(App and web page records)
=-=-=-=-=

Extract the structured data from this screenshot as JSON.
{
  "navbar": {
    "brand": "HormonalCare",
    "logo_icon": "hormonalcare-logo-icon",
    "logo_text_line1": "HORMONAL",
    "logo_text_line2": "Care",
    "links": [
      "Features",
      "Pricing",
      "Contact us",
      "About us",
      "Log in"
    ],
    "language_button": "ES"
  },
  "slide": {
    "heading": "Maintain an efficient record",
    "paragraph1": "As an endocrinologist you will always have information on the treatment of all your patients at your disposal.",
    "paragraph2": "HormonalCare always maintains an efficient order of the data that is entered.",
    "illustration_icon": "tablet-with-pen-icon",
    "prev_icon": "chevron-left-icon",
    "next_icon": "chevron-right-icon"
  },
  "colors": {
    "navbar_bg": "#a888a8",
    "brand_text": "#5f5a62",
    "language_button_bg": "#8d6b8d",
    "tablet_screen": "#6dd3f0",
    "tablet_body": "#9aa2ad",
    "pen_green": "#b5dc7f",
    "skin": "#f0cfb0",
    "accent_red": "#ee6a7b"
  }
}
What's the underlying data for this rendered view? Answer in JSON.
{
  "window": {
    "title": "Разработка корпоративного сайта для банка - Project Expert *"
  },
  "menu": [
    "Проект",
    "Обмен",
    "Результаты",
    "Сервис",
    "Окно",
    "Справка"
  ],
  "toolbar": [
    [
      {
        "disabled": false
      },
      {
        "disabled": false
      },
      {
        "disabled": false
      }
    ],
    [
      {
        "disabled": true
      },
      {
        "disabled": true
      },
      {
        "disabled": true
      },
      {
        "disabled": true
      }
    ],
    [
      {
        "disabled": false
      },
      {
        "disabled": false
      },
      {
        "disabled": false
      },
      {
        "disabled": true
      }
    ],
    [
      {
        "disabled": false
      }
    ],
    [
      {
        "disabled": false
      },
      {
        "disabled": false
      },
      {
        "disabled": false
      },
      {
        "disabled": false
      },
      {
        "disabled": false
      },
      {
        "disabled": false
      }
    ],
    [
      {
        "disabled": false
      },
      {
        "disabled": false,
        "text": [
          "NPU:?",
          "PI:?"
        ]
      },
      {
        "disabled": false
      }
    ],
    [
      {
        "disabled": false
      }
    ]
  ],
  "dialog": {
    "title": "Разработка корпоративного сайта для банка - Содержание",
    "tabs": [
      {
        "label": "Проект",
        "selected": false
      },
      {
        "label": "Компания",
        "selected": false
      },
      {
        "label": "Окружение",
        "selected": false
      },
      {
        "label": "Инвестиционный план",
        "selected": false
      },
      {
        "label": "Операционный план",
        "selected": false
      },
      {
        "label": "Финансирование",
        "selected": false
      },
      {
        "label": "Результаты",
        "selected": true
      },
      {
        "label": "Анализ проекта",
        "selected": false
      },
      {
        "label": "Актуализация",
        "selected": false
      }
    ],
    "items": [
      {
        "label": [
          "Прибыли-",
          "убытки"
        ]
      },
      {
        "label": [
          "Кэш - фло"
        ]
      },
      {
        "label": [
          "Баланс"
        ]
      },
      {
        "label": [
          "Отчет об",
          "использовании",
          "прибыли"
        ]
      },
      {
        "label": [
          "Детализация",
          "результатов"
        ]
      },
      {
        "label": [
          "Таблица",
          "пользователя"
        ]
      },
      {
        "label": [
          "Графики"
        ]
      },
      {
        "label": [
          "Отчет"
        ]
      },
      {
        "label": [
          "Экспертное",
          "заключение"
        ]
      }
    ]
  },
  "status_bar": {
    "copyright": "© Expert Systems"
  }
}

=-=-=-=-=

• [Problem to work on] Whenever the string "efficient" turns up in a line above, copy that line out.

• [Task output]
    "heading": "Maintain an efficient record",
    "paragraph2": "HormonalCare always maintains an efficient order of the data that is entered.",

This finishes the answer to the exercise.